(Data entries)
^^^^^^^^
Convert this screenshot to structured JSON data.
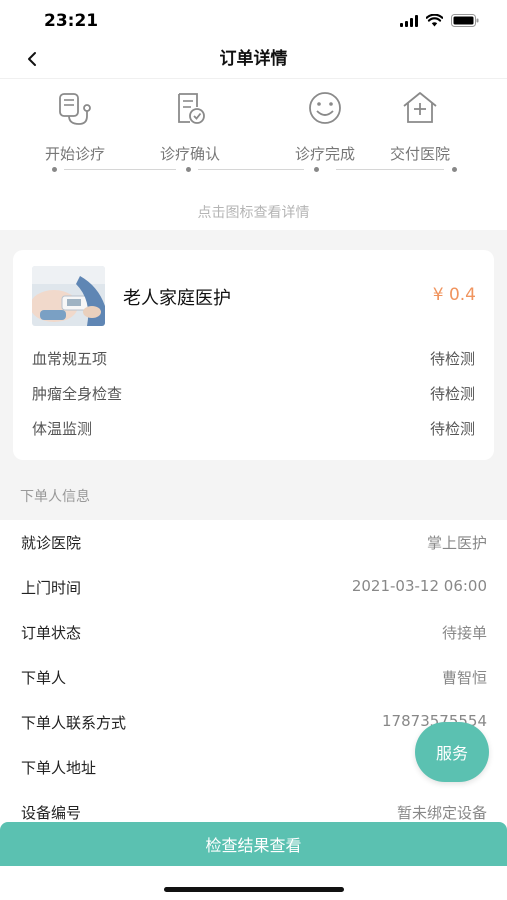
{
  "status_bar": {
    "time": "23:21",
    "icons": [
      "signal-icon",
      "wifi-icon",
      "battery-icon"
    ]
  },
  "nav": {
    "title": "订单详情",
    "back_icon": "chevron-left-icon"
  },
  "progress": {
    "steps": [
      {
        "label": "开始诊疗",
        "icon": "stethoscope-icon"
      },
      {
        "label": "诊疗确认",
        "icon": "document-check-icon"
      },
      {
        "label": "诊疗完成",
        "icon": "smile-icon"
      },
      {
        "label": "交付医院",
        "icon": "hospital-icon"
      }
    ],
    "hint": "点击图标查看详情"
  },
  "service": {
    "name": "老人家庭医护",
    "price": "¥ 0.4",
    "items": [
      {
        "name": "血常规五项",
        "status": "待检测"
      },
      {
        "name": "肿瘤全身检查",
        "status": "待检测"
      },
      {
        "name": "体温监测",
        "status": "待检测"
      }
    ]
  },
  "orderer_section": {
    "title": "下单人信息",
    "rows": [
      {
        "label": "就诊医院",
        "value": "掌上医护"
      },
      {
        "label": "上门时间",
        "value": "2021-03-12 06:00"
      },
      {
        "label": "订单状态",
        "value": "待接单"
      },
      {
        "label": "下单人",
        "value": "曹智恒"
      },
      {
        "label": "下单人联系方式",
        "value": "17873575554"
      },
      {
        "label": "下单人地址",
        "value": ""
      },
      {
        "label": "设备编号",
        "value": "暂未绑定设备"
      }
    ]
  },
  "fab_label": "服务",
  "bottom_button": "检查结果查看",
  "colors": {
    "accent": "#5bc1b1",
    "price": "#f0945e",
    "muted": "#999999"
  }
}
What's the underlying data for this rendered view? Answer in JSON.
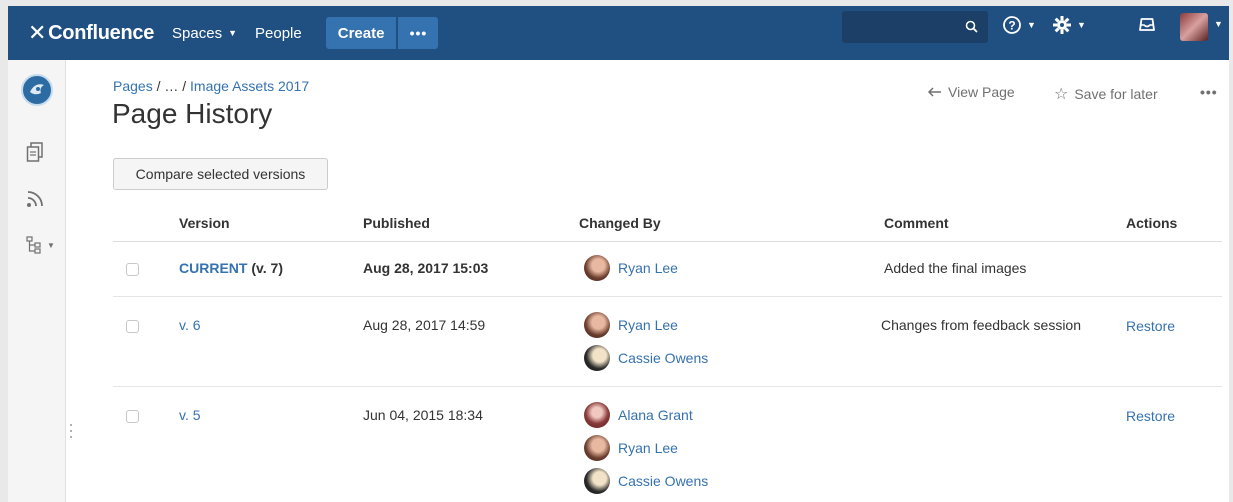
{
  "topnav": {
    "brand": "Confluence",
    "spaces_label": "Spaces",
    "people_label": "People",
    "create_label": "Create",
    "more_label": "•••",
    "search_placeholder": ""
  },
  "breadcrumb": {
    "root": "Pages",
    "ellipsis": "…",
    "current": "Image Assets 2017",
    "separator": "/"
  },
  "page": {
    "title": "Page History",
    "view_page_label": "View Page",
    "save_for_later_label": "Save for later",
    "more_label": "•••"
  },
  "compare_button_label": "Compare selected versions",
  "table": {
    "headers": {
      "version": "Version",
      "published": "Published",
      "changed_by": "Changed By",
      "comment": "Comment",
      "actions": "Actions"
    },
    "rows": [
      {
        "version": "CURRENT",
        "version_suffix": "(v. 7)",
        "published": "Aug 28, 2017 15:03",
        "users": [
          "Ryan Lee"
        ],
        "comment": "Added the final images",
        "action": ""
      },
      {
        "version": "v. 6",
        "published": "Aug 28, 2017 14:59",
        "users": [
          "Ryan Lee",
          "Cassie Owens"
        ],
        "comment": "Changes from feedback session",
        "action": "Restore"
      },
      {
        "version": "v. 5",
        "published": "Jun 04, 2015 18:34",
        "users": [
          "Alana Grant",
          "Ryan Lee",
          "Cassie Owens"
        ],
        "comment": "",
        "action": "Restore"
      }
    ]
  },
  "colors": {
    "nav_bg": "#205081",
    "create_bg": "#3572b0",
    "link": "#3572b0"
  },
  "icons": {
    "logo": "confluence-x-icon",
    "search": "search-icon",
    "help": "help-icon",
    "settings": "gear-icon",
    "notifications": "notifications-icon",
    "sidebar": [
      "pages-icon",
      "blog-icon",
      "page-tree-icon"
    ],
    "view_page": "arrow-left-icon",
    "save_for_later": "star-icon"
  }
}
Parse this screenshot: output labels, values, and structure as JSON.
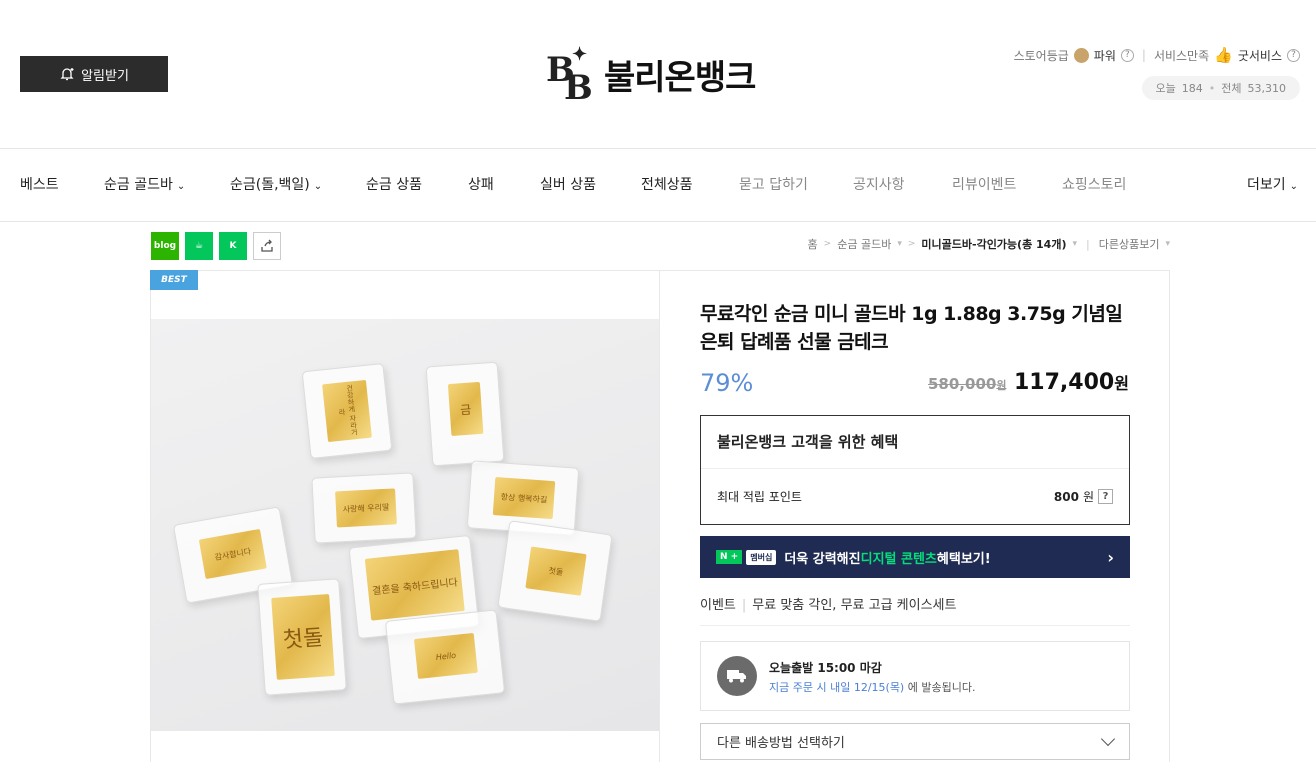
{
  "header": {
    "alarm_label": "알림받기",
    "logo_letters": "BB",
    "logo_text": "불리온뱅크",
    "store_grade_label": "스토어등급",
    "store_grade_value": "파워",
    "service_label": "서비스만족",
    "service_value": "굿서비스",
    "today_label": "오늘",
    "today_count": "184",
    "total_label": "전체",
    "total_count": "53,310"
  },
  "nav": {
    "items": [
      {
        "label": "베스트"
      },
      {
        "label": "순금 골드바"
      },
      {
        "label": "순금(돌,백일)"
      },
      {
        "label": "순금 상품"
      },
      {
        "label": "상패"
      },
      {
        "label": "실버 상품"
      },
      {
        "label": "전체상품"
      },
      {
        "label": "묻고 답하기"
      },
      {
        "label": "공지사항"
      },
      {
        "label": "리뷰이벤트"
      },
      {
        "label": "쇼핑스토리"
      }
    ],
    "more_label": "더보기"
  },
  "share": {
    "blog_label": "blog"
  },
  "breadcrumb": {
    "home": "홈",
    "level1": "순금 골드바",
    "current": "미니골드바-각인가능(총 14개)",
    "other": "다른상품보기"
  },
  "product": {
    "badge": "BEST",
    "title": "무료각인 순금 미니 골드바 1g 1.88g 3.75g 기념일 은퇴 답례품 선물 금테크",
    "discount": "79%",
    "original_price": "580,000",
    "sale_price": "117,400",
    "currency": "원",
    "image_bars": [
      {
        "text": "첫돌"
      },
      {
        "text": "금"
      },
      {
        "text": "건강하게 자라거라"
      },
      {
        "text": "사랑해 우리딸"
      },
      {
        "text": "항상 행복하길"
      },
      {
        "text": "결혼을 축하드립니다"
      },
      {
        "text": "첫돌"
      },
      {
        "text": "Hello"
      },
      {
        "text": "감사합니다"
      }
    ]
  },
  "benefit": {
    "title": "불리온뱅크 고객을 위한 혜택",
    "row_label": "최대 적립 포인트",
    "row_value": "800",
    "row_unit": "원"
  },
  "npay": {
    "n_badge": "N +",
    "membership": "멤버십",
    "text_pre": "더욱 강력해진 ",
    "text_hl": "디지털 콘텐츠",
    "text_post": " 혜택보기!"
  },
  "event": {
    "label": "이벤트",
    "text": "무료 맞춤 각인, 무료 고급 케이스세트"
  },
  "shipping": {
    "line1": "오늘출발 15:00 마감",
    "line2_blue": "지금 주문 시 내일 12/15(목)",
    "line2_rest": " 에 발송됩니다."
  },
  "select": {
    "label": "다른 배송방법 선택하기"
  },
  "colors": {
    "accent_blue": "#5c8dd7",
    "npay_bg": "#1f2b53",
    "naver_green": "#03c75a",
    "best_badge": "#49a3df"
  }
}
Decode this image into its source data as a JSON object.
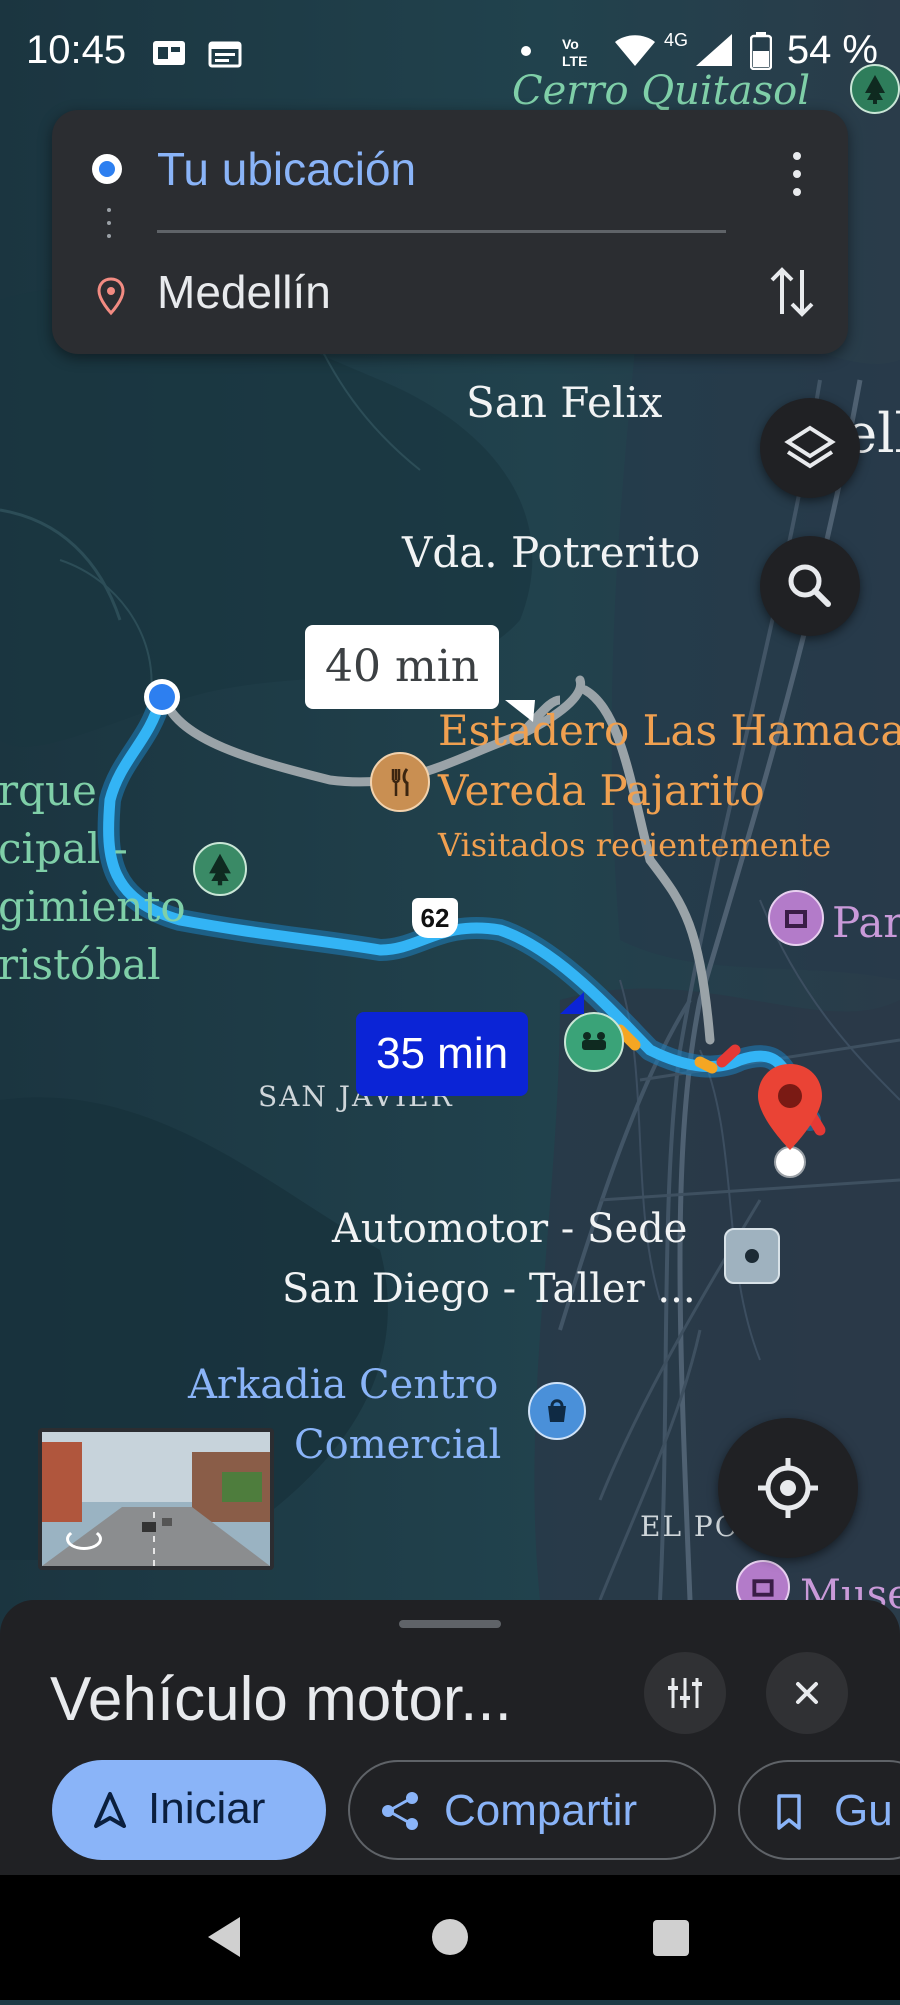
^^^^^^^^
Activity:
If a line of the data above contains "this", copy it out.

Reply:
Convert this screenshot to structured JSON data.
What's the underlying data for this rendered view? Answer in JSON.
Parse this screenshot: output labels, values, and structure as JSON.
Decode this image into its source data as a JSON object.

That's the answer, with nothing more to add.